**Task details:** Pictures aside, repeat all the entries below exactly as they appear.

[[ Provided material open ]]

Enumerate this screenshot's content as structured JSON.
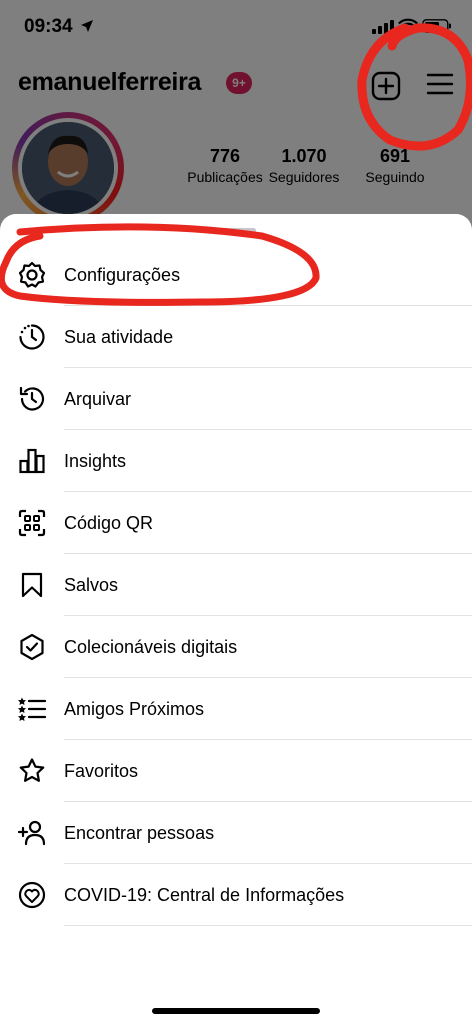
{
  "status_bar": {
    "time": "09:34"
  },
  "profile": {
    "username": "emanuelferreira",
    "notification_badge": "9+",
    "stats": [
      {
        "value": "776",
        "label": "Publicações"
      },
      {
        "value": "1.070",
        "label": "Seguidores"
      },
      {
        "value": "691",
        "label": "Seguindo"
      }
    ]
  },
  "menu": {
    "items": [
      {
        "label": "Configurações",
        "icon": "settings-gear-icon"
      },
      {
        "label": "Sua atividade",
        "icon": "activity-clock-icon"
      },
      {
        "label": "Arquivar",
        "icon": "archive-history-icon"
      },
      {
        "label": "Insights",
        "icon": "insights-bar-chart-icon"
      },
      {
        "label": "Código QR",
        "icon": "qr-code-icon"
      },
      {
        "label": "Salvos",
        "icon": "bookmark-icon"
      },
      {
        "label": "Colecionáveis digitais",
        "icon": "digital-collectibles-icon"
      },
      {
        "label": "Amigos Próximos",
        "icon": "close-friends-list-icon"
      },
      {
        "label": "Favoritos",
        "icon": "star-icon"
      },
      {
        "label": "Encontrar pessoas",
        "icon": "add-person-icon"
      },
      {
        "label": "COVID-19: Central de Informações",
        "icon": "covid-info-heart-icon"
      }
    ]
  },
  "colors": {
    "annotation_red": "#e8271e",
    "badge_red": "#e0245e"
  }
}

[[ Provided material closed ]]

**Written solution:**
Enumerate this screenshot's content as structured JSON.
{
  "status_bar": {
    "time": "09:34"
  },
  "profile": {
    "username": "emanuelferreira",
    "notification_badge": "9+",
    "stats": [
      {
        "value": "776",
        "label": "Publicações"
      },
      {
        "value": "1.070",
        "label": "Seguidores"
      },
      {
        "value": "691",
        "label": "Seguindo"
      }
    ]
  },
  "menu": {
    "items": [
      {
        "label": "Configurações",
        "icon": "settings-gear-icon"
      },
      {
        "label": "Sua atividade",
        "icon": "activity-clock-icon"
      },
      {
        "label": "Arquivar",
        "icon": "archive-history-icon"
      },
      {
        "label": "Insights",
        "icon": "insights-bar-chart-icon"
      },
      {
        "label": "Código QR",
        "icon": "qr-code-icon"
      },
      {
        "label": "Salvos",
        "icon": "bookmark-icon"
      },
      {
        "label": "Colecionáveis digitais",
        "icon": "digital-collectibles-icon"
      },
      {
        "label": "Amigos Próximos",
        "icon": "close-friends-list-icon"
      },
      {
        "label": "Favoritos",
        "icon": "star-icon"
      },
      {
        "label": "Encontrar pessoas",
        "icon": "add-person-icon"
      },
      {
        "label": "COVID-19: Central de Informações",
        "icon": "covid-info-heart-icon"
      }
    ]
  },
  "colors": {
    "annotation_red": "#e8271e",
    "badge_red": "#e0245e"
  }
}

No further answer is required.